That was the late 90s. It seems to me today that it might have been easier to leave it on. That there might be more space for that decision. Not easy. But perhaps easier than then.

All the same, I feel like there’s a lot more room for growth in acceptance of middle ground identities.

Having begun to experiment with gender, in terms of clothes, a lot, I began being asked whether I wanted to transition. It’s a question I’ve often asked myself as well. But I think it’s interesting that it seems harder for a lot of people to understand a position in the midst of a spectrum rather than at one end or another of it.

This area between rigid definitions is something I’m interested in. It’s something I want to explore with Fitting and was also a feature of mine and Peader’s first show together Sticking, in which I used my experience of moving away from home for the first time to explore, amongst other things, my bisexuality, where some of the same difficulties can be found.

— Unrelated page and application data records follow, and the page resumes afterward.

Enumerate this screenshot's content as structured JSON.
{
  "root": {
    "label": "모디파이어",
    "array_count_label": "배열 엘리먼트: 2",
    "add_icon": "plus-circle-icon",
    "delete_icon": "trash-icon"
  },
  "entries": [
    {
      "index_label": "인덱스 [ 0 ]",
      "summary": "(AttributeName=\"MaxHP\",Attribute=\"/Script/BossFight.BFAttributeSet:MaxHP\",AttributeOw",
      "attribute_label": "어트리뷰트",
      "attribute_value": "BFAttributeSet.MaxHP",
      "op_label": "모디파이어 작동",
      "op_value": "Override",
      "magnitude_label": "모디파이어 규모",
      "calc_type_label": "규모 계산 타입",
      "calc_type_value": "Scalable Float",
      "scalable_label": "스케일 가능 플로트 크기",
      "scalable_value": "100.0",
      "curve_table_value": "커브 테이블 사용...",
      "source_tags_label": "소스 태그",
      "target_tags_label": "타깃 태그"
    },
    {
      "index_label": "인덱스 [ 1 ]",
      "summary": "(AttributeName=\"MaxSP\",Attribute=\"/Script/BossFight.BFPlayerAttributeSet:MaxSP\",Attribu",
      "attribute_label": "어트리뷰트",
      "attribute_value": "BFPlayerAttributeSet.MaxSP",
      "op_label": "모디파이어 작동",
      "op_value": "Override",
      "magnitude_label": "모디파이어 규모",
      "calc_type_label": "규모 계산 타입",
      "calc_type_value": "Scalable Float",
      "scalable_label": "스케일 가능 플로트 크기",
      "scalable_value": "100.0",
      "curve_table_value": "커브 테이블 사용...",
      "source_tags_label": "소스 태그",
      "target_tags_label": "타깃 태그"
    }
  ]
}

As someone who is bisexual, I often find myself wondering whether I’m straight or gay, receiving messages reasonably often, from friends, family and elsewhere, in a totally benign unmalicious but present way, that I should be one or another . . . ‘have you decided yet?’ has been asked more than once.

Even as I write this, I find myself feeling defensive, find myself thinking, ‘enough with the excuses, go all the way, pick a thing, be a thing, be one or the other.’ Maybe it’s internalised but something has to be present to be internalised and I feel that, while difference in our society in terms of gender and sexuality has increasingly been embraced, the progress towards acceptance of fluidity between binary standpoints has been slower.

With Fitting, as with Sticking, I hope to increase visibility of that central, lesser defined standpoint. Or rather sprawl and stretch through the spectrum ‘point’, finding a space of comfort outside of the pressure to be one thing or another.